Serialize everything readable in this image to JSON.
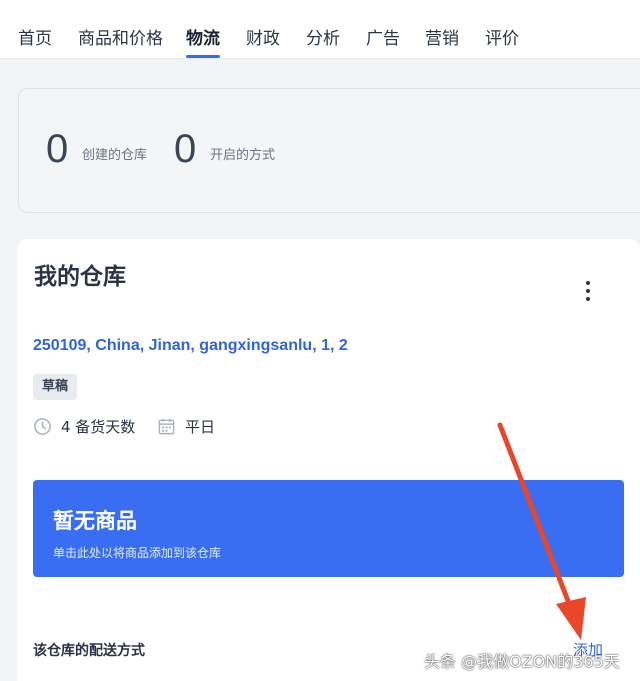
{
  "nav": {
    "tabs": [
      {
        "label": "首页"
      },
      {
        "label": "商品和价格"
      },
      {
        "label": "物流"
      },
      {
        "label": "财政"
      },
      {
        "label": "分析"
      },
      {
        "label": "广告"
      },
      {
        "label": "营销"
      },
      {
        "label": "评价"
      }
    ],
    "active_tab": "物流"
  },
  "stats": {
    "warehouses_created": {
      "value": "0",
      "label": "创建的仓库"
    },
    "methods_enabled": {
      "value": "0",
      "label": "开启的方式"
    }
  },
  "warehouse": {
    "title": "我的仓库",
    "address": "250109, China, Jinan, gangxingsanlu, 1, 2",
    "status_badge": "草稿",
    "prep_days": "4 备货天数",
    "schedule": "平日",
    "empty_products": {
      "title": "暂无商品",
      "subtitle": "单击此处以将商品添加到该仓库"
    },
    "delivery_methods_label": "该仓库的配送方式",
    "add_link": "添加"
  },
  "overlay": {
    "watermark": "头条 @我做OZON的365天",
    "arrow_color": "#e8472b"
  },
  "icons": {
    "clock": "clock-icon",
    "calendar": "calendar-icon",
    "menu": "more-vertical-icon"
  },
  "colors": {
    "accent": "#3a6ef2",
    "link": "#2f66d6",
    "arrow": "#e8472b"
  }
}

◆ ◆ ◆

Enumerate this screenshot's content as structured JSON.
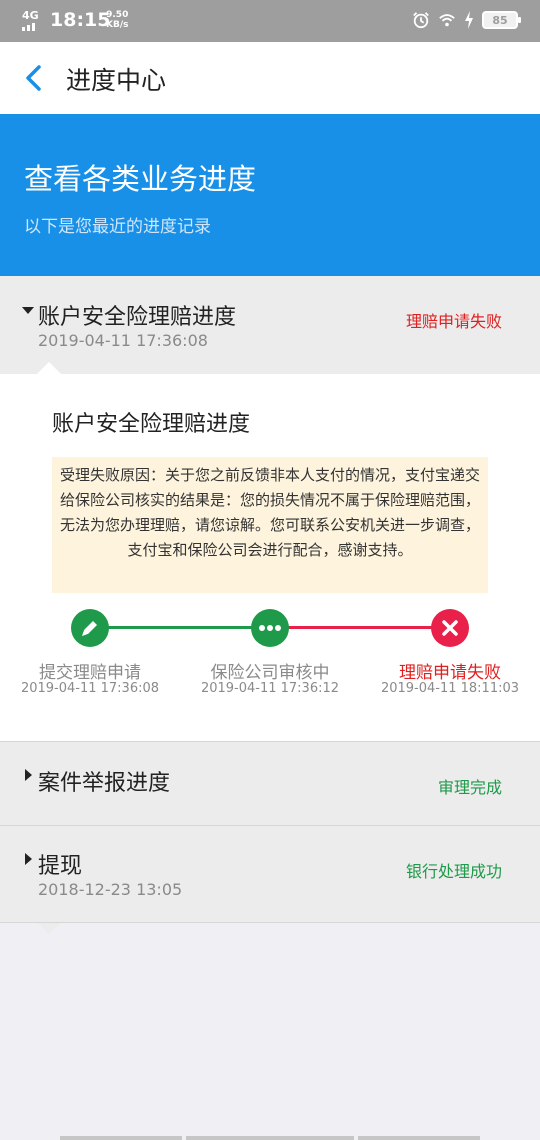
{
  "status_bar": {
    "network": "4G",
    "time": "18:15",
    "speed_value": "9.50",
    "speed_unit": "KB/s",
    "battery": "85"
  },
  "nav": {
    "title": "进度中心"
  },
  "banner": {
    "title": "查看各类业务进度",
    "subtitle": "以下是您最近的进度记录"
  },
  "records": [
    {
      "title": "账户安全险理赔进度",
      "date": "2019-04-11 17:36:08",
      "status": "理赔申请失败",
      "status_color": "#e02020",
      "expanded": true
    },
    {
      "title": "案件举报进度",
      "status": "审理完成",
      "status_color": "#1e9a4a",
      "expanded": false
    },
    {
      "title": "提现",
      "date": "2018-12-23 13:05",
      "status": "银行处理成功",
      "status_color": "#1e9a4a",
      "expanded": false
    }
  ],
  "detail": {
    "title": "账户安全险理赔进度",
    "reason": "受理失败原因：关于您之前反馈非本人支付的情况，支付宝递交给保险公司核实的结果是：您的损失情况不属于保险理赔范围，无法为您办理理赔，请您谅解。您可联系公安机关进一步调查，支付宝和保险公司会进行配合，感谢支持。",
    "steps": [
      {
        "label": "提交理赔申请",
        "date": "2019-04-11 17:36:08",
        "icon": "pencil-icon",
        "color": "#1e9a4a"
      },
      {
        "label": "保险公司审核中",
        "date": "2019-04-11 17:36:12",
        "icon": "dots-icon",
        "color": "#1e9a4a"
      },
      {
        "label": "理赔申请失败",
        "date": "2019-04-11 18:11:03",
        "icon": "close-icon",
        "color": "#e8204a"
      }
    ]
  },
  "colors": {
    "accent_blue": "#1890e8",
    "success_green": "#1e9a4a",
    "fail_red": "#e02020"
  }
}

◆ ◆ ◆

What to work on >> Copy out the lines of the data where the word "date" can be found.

Solution for this exercise >>
      "date": "2019-04-11 17:36:08",
      "date": "2018-12-23 13:05",
        "date": "2019-04-11 17:36:08",
        "date": "2019-04-11 17:36:12",
        "date": "2019-04-11 18:11:03",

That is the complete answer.